+++ The data
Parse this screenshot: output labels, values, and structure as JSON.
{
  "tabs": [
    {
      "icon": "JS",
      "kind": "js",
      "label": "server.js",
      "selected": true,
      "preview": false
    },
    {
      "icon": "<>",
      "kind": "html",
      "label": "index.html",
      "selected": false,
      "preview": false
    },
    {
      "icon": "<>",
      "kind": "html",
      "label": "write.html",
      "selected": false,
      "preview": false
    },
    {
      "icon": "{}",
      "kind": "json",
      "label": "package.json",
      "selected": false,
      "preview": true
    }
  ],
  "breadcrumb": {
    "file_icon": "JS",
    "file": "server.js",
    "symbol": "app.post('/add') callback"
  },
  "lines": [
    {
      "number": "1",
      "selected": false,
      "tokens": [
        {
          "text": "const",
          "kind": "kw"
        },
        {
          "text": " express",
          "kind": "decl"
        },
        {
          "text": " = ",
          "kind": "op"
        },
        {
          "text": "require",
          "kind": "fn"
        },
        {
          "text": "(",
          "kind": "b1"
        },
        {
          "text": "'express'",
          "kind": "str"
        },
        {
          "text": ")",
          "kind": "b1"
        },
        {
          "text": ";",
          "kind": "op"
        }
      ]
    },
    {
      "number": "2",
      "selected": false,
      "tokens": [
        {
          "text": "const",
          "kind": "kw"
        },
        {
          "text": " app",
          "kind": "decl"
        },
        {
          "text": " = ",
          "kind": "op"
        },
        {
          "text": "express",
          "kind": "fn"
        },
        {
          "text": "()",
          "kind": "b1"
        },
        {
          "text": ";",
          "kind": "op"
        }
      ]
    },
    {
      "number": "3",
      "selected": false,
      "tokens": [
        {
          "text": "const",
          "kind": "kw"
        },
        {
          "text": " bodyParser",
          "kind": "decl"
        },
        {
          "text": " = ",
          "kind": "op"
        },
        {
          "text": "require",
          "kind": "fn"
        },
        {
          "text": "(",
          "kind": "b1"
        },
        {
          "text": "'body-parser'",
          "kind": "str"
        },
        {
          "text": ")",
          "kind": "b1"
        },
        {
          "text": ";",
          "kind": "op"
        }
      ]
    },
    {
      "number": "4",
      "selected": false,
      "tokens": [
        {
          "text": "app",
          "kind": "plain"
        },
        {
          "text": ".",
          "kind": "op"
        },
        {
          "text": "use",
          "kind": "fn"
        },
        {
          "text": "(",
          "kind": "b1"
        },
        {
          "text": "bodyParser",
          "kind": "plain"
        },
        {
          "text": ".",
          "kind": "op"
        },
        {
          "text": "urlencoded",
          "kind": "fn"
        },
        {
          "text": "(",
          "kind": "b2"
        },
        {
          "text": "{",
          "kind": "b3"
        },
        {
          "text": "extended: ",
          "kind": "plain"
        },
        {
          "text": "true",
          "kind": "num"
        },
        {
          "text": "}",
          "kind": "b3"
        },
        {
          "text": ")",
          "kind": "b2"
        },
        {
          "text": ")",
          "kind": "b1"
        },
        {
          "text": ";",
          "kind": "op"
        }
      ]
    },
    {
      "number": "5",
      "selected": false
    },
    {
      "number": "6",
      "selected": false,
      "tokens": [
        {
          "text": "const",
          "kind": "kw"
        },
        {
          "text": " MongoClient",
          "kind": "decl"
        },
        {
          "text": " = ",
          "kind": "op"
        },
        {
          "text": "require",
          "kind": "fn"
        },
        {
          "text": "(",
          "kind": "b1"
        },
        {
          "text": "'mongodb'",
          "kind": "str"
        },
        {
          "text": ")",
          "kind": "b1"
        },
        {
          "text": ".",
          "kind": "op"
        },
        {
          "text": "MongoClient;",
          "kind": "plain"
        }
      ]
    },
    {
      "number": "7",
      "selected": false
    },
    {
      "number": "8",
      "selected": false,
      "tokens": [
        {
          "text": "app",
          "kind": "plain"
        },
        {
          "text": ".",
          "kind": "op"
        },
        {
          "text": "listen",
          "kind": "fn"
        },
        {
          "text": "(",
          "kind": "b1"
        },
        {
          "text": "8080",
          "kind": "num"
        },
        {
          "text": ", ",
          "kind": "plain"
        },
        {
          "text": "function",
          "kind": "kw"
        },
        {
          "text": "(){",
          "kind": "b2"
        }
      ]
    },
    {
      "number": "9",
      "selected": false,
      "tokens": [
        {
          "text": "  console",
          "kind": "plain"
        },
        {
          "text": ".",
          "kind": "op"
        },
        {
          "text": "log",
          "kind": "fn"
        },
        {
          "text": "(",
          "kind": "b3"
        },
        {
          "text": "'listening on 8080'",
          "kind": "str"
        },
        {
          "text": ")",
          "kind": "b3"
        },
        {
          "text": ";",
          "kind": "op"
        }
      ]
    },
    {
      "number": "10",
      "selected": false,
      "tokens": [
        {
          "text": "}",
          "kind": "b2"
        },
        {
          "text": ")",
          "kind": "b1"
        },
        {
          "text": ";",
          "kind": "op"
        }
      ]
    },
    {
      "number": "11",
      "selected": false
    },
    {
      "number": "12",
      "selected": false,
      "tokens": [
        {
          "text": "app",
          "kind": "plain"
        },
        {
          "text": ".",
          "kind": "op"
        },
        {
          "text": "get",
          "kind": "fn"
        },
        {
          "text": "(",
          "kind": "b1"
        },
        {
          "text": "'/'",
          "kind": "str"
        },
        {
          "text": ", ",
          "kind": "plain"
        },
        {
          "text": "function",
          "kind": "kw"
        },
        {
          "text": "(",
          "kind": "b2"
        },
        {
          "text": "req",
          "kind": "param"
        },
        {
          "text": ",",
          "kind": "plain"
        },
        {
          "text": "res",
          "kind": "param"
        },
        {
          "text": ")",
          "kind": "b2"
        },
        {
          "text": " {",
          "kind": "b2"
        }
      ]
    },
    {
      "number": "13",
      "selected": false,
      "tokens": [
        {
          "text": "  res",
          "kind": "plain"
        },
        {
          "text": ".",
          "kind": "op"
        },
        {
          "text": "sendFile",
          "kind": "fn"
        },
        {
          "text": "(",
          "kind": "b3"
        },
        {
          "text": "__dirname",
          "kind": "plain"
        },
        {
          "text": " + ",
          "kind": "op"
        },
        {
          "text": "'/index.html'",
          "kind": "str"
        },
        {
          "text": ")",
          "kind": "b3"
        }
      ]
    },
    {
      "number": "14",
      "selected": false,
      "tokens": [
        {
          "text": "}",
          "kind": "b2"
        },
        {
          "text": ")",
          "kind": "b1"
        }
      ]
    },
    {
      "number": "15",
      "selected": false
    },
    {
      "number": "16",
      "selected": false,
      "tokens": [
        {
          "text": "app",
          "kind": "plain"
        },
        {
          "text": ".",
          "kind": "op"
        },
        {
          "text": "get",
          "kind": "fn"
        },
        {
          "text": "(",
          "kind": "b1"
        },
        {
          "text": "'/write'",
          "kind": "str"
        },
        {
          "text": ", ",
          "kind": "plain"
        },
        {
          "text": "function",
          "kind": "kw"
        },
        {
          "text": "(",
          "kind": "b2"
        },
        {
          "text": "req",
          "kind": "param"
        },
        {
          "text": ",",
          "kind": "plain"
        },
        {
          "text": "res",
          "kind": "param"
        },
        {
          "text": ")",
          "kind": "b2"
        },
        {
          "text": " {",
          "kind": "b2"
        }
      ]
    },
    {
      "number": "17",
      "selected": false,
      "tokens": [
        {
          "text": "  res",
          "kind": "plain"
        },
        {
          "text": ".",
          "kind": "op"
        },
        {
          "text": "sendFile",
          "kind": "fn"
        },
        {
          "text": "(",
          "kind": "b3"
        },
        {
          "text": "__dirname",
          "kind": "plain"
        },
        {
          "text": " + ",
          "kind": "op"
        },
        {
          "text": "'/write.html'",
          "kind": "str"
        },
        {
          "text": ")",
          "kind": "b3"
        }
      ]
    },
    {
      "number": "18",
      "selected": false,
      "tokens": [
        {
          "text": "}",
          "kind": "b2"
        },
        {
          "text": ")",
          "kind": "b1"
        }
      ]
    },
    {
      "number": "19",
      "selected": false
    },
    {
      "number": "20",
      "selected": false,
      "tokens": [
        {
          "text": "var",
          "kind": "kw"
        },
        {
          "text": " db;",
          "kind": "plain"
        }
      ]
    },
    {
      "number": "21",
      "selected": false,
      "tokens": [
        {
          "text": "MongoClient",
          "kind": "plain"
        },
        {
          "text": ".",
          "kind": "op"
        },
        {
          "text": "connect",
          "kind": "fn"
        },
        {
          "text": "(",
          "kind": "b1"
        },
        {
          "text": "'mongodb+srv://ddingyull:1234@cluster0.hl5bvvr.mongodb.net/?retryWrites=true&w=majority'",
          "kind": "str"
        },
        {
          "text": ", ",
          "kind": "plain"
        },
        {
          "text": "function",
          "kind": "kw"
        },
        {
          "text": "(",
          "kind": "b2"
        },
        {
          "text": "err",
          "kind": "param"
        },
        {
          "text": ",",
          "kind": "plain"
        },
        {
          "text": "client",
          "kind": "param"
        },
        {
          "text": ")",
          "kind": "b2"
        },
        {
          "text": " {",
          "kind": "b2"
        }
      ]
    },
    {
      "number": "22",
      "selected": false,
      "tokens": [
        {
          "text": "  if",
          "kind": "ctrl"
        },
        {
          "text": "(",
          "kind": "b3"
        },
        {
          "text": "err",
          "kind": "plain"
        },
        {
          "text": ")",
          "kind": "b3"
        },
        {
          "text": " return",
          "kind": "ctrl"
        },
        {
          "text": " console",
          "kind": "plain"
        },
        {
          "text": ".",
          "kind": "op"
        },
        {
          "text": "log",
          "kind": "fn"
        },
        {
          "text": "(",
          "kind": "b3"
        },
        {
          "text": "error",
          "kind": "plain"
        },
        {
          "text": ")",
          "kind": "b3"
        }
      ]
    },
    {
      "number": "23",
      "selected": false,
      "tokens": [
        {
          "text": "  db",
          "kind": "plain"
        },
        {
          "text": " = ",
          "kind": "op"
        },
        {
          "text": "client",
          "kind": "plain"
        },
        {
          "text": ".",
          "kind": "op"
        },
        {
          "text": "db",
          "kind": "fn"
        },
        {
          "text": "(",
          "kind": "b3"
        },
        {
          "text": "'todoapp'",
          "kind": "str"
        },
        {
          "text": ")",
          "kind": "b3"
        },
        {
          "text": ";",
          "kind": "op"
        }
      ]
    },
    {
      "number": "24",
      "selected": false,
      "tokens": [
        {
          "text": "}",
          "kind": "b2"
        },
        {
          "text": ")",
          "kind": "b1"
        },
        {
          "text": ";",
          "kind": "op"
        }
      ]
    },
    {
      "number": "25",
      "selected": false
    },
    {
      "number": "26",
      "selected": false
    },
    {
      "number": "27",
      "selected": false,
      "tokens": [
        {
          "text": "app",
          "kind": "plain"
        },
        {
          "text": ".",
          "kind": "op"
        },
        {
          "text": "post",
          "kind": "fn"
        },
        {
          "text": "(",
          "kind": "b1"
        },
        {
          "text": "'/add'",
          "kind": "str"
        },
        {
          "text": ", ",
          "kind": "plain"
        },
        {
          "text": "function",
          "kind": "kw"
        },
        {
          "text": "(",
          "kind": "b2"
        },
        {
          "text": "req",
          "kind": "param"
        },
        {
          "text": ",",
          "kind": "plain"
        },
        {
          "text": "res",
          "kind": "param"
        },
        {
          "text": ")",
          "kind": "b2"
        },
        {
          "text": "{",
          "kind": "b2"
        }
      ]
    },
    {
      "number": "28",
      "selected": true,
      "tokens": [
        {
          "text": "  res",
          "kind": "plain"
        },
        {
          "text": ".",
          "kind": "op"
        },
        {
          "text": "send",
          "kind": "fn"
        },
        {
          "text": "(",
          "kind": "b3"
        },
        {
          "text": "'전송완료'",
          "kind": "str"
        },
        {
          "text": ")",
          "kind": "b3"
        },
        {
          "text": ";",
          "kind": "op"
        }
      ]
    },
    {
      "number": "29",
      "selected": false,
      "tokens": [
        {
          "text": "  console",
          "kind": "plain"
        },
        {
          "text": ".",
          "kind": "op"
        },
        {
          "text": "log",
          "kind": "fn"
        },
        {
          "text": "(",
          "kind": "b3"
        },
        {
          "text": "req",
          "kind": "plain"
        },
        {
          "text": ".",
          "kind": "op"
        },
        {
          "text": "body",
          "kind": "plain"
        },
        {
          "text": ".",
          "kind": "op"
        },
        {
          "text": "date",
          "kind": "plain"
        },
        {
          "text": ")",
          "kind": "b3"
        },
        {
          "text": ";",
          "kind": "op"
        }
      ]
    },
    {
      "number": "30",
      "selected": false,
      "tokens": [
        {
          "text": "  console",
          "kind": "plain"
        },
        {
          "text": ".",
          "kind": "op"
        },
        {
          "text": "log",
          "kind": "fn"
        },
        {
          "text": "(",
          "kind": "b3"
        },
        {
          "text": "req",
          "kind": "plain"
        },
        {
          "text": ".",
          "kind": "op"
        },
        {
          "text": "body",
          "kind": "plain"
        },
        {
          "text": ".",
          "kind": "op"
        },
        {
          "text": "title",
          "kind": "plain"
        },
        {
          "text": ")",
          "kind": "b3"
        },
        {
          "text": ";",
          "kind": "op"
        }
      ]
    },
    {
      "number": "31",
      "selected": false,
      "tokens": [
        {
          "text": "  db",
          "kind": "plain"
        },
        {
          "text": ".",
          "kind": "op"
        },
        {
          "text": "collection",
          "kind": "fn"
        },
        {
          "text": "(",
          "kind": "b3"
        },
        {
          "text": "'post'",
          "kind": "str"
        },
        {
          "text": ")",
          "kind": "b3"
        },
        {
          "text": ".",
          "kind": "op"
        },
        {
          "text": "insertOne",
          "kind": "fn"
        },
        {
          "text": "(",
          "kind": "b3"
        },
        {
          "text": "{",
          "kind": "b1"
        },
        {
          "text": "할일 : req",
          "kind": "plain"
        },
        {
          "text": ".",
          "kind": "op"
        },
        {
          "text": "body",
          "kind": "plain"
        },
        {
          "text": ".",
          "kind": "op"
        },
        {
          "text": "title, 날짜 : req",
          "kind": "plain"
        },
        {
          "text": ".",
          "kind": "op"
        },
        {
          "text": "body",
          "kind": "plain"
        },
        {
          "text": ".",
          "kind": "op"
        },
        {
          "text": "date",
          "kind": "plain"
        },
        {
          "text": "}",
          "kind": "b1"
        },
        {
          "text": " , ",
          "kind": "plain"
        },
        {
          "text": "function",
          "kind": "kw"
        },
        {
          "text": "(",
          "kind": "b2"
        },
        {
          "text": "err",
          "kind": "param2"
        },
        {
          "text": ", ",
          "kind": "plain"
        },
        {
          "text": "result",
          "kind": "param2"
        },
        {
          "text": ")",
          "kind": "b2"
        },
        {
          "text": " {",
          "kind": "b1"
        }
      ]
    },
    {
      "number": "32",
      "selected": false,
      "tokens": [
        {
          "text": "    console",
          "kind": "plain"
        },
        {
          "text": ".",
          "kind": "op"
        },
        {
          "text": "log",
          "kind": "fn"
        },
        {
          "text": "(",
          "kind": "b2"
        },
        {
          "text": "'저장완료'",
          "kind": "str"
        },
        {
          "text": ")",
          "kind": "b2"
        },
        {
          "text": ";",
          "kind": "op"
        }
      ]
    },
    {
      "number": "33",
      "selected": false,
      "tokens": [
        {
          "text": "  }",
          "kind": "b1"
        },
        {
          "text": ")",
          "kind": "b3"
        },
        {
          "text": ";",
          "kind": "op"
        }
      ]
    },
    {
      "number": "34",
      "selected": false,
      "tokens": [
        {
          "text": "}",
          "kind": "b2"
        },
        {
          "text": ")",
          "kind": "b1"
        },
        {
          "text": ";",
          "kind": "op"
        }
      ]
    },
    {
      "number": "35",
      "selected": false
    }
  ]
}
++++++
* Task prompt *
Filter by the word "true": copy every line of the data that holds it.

* Response box *
      "selected": true,
      "preview": true
          "text": "true",
          "text": "'mongodb+srv://ddingyull:1234@cluster0.hl5bvvr.mongodb.net/?retryWrites=true&w=majority'",
      "selected": true,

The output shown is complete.